The Fair Work Commission has awarded a former Suncorp employee more than $8000 after he was sacked for poor performance arising from mental health issues.
Michael Burke worked as an insurance claims officer with Suncorp, having commenced full-time employment in April 2011.
In April last year Suncorp alleged he had tried to boost his workplace efficiency scores by not completing the correct amount of work.
Burke was sent a final warning letter due to “inconsistent” performance and errors in the claims he processed.
The company then put in place an action plan to improve Burke’s performance and set out a number of objectives that had to be met. However, Suncorp terminated his employment two months later.
Burke then went to the Fair Work Commission claiming the termination of his employment was unfair, however Suncorp disputed this – saying he had been the subject of performance management since at least 2012.
The commission also heard that Burke suffered from a mental health condition and that he was absent from work for approximately seven of the 18 months prior to his dismissal.

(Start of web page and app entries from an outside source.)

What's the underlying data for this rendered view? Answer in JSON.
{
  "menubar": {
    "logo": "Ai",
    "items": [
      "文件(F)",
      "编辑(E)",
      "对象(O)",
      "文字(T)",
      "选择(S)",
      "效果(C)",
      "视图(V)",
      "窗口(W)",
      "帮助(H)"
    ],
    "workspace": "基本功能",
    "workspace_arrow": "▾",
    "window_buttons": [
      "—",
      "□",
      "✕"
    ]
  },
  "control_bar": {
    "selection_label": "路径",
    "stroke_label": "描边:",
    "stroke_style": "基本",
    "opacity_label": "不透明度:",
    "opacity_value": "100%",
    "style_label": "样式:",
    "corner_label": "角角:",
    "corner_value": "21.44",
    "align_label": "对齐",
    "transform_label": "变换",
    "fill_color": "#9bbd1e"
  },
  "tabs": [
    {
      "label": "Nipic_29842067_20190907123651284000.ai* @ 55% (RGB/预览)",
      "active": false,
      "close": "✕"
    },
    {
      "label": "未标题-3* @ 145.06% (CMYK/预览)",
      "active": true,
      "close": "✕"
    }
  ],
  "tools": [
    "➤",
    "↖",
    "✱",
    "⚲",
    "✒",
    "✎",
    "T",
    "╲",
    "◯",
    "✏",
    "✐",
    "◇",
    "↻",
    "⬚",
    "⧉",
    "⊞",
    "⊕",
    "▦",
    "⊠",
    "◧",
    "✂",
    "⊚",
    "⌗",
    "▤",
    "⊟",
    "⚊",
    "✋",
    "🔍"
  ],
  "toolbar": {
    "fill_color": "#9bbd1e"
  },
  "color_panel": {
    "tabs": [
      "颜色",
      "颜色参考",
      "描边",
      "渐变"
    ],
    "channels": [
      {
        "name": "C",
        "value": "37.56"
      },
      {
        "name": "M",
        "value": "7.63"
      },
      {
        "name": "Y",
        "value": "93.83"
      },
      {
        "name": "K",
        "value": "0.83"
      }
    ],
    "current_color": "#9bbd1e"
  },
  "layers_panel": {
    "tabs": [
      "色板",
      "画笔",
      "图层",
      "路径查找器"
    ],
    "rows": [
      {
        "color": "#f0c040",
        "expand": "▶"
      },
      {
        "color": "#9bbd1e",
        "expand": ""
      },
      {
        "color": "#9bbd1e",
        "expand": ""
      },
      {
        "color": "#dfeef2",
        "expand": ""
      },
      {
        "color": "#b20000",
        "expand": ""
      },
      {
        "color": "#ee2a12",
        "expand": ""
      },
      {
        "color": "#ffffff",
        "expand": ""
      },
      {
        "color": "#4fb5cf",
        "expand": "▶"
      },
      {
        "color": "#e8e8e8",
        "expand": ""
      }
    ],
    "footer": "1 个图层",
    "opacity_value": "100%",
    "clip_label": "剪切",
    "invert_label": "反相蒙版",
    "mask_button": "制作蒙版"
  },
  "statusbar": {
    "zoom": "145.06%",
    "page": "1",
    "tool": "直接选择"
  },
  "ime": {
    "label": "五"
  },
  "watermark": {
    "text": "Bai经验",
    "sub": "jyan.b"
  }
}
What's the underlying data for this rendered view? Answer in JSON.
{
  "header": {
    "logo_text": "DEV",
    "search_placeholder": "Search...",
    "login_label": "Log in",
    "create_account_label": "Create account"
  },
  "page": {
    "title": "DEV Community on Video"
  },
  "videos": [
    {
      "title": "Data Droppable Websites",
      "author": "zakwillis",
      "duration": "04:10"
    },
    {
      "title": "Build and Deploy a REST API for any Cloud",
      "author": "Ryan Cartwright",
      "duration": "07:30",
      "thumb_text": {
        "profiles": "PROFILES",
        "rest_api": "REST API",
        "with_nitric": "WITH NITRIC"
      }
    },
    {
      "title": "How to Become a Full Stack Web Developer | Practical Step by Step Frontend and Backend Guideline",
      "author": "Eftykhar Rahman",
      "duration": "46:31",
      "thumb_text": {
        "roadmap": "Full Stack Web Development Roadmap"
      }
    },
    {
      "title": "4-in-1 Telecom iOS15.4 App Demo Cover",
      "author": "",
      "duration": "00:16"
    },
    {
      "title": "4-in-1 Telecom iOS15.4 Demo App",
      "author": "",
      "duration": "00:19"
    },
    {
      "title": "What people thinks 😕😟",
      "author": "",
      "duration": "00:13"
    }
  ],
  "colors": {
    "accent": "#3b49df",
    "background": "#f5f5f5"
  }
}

Suncorp claimed it was not aware of the employee’s depression because it was not disclosed, even though Burke dealt with Suncorp’s return-to-work team and submitted various documents outlining how he was “heavily sedated from medication” and “unable to focus or concentrate”.
In her ruling deputy president Ingrid Asbury said while Suncorp had a valid reason for terminating Burke’s employment, it was ultimately unfair because the company should have taken into account his “reasonably obvious” mental health issues.
“On balance I am satisfied and find that the dismissal was unfair, on the basis of the failure to consider Mr Burke’s health issues, which should have been reasonably obvious, and to take into consideration whether those issues impacted on his work performance,” Asbury said.
As a result the employer watchdog ruled that Burke was entitled to compensation, awarding him $8400.
Sarah Lock, principal lawyer Workplace Law Group in Brisbane, told SmartCompany this case highlights a number of issues for small business owners.
Lock says it is important to note that the commission heard Burke was given a first and final warning with no previous verbal or written warnings.
“There is no obligation that says you need three warnings and then you are out, this is just a guide,” she says.
“The warning process will be based on the severity or seriousness of the allegations. Procedural fairness and natural justice, of course, should be heeded and it is always a good idea to have two representatives from the company and a support person for the employee.”
Lock also points out that while Suncorp clearly followed a “rigorous disciplinary process” and gave the employee a chance to rectify the performance issues, failing to consider the employee’s mental health ended up being a costly mistake.
“Mr Burke had a high incidence of absenteeism during his period of employment and was absent for nearly a quarter of his normal working hours,” she says.
“However the employer failed to investigate if there were any critical health issues that could have impacted his ability to work and consequently his performance.”
SmartCompany contacted Suncorp but did not receive a response prior to publication.